Nova Scotia Hearing and Speech Centres has signed a three-year exclusive licensing agreement with health-care application service provider Nightingale Informatix Corp. to roll out three Web-based applications across its 29 sites, improving patient care, reducing wait times and providing greater operational efficiencies, executives said Wednesday.
The Centres, which employ over 80 speech-language pathologists and audiologists across the province, will begin the implementation this April at one of its sites in Halifax. It expects to have the project completed within six to eight months of the start date, not including a six-month evaluation period.
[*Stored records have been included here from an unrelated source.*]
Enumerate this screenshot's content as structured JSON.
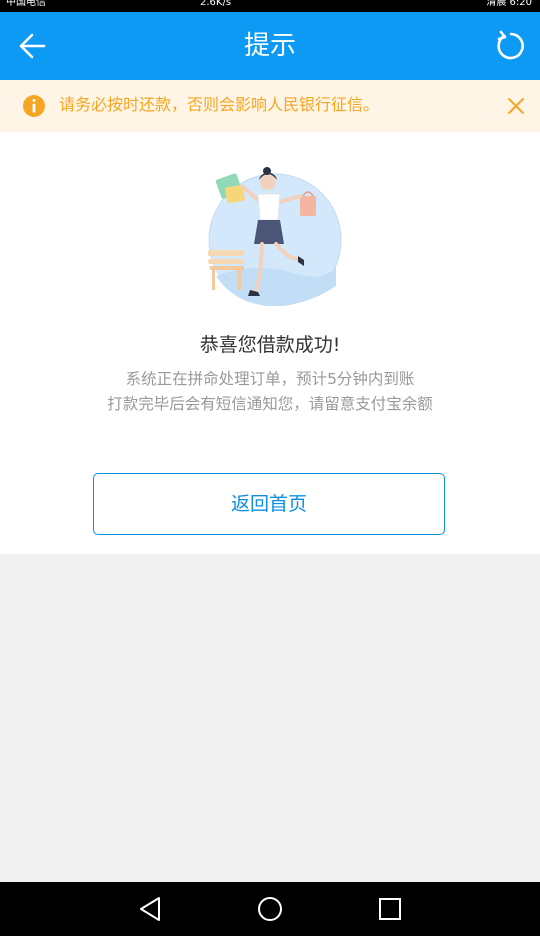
{
  "status_bar": {
    "carrier": "中国电信",
    "time_area": "2.6K/s",
    "right": "清晨 6:20"
  },
  "header": {
    "title": "提示",
    "background": "#0c9af5"
  },
  "notice": {
    "text": "请务必按时还款，否则会影响人民银行征信。",
    "icon": "info-icon",
    "color": "#f5a623",
    "background": "#fef5e6"
  },
  "main": {
    "title": "恭喜您借款成功!",
    "description_line1": "系统正在拼命处理订单，预计5分钟内到账",
    "description_line2": "打款完毕后会有短信通知您，请留意支付宝余额",
    "home_button_label": "返回首页",
    "accent": "#0c8fe3"
  },
  "android_nav": {
    "icons": [
      "back-triangle-icon",
      "home-circle-icon",
      "recents-square-icon"
    ]
  }
}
Similar to other projects Nightingale has done, such as digitizing ambulatory patient data at a Toronto hospital, the Centres have also chosen to implement its Web-based myNightingale Enterprise Practice Management and Electronic Patient Record application. The Centres will also be installing a decisions app to automate workload management.
The deal includes more than 80 new licences valued at $300,000. The funding for the project was earmarked in the province’s Department of Health (DOH) 2005-2006 and 2007-2008 budgets. Nightingale will provide the licences on a health-care provider basis, meaning the Centres can have an unlimited number of users.
The Centres went through a request for proposal (RFP) process but decided to work with Nightingale for a few reasons, including the province’s existing relationship with the Markham, Ont.-based company. The DOH had a previous license agreement with Nightingale as part of the province-wide Primary Healthcare Information Management (PHIM) program. The program, which began in mid-2005, aims to give health-care providers electronic health records (EHR) to access patient information in real time.
“We really felt that from a software perspective that the Nightingale solution would best meet our needs,” said Lynn Fraser, CEO of Nova Scotia Hearing and Speech Centres. “The other important factor was the relationship that was established with the Nova Scotia Department of Health.”
Having a platform that is compatible with the DOH was also an important consideration as the Department is hosting the Centres’ Web site through its health data centre, added Fraser.
Managing patients better is one of the biggest benefits of implementing a system like this, said Alia Mourtada, vice-president of product strategy and client services for Nightingale.
“With the system in place they can look at all of their sites and be able to access various programs across locations and are able to make real time decisions,” said Mourtada. “It allows them to distribute their staff based on the data they’re seeing much faster than dealing with documents.”
But before these benefits can be realized, the Centres have to prep its infrastructure to ready itself for the implementation. Nightingale will provide three trainers plus one project manager to work with the Centres’ staff. Not all sites, for example, currently have high speed Internet.
“Over the next couple of months we’ll be addressing that on a site-by-site basis to ensure that everybody has high speed Internet available,” said Fraser.
Wait time reduction and operational efficiencies aside, legislation such as the Personal Health Information Protection Act (PHIPA) and government mandates handled by such organizations as Canada Health Infoway are driving health-care organizations towards digitizing their records and automating their systems.
“Legislation is a big pusher for electronic medical records,” said Mourtada. “More and more patients are participating in their health care. They now have the ability to request to view their medical records.”
This is the Centres’s goal one day, but staff are currently manually tracking the date of the patient’s initial referral, consultation with a physician and all subsequent appointments.
Eventually, the Nightingale system will allow the sites to generate reports and automatically track the amount of time from first appointment to treatment, speeding up the registration process for patients.
“If a new patient comes into our system and they come into one location and they need to or choose to be seen at a different location in the province, we need to start all over again or physically send the information on the patient,” said Fraser, describing the current system, which dates back to the mid-‘80s. “With a province wide network, people will enter the system once and their information is captured and accessible via the Web secure connections to all of our sites.”
Eventually the Centres hopes to be able to offer patients the ability to review and schedule their appointments online.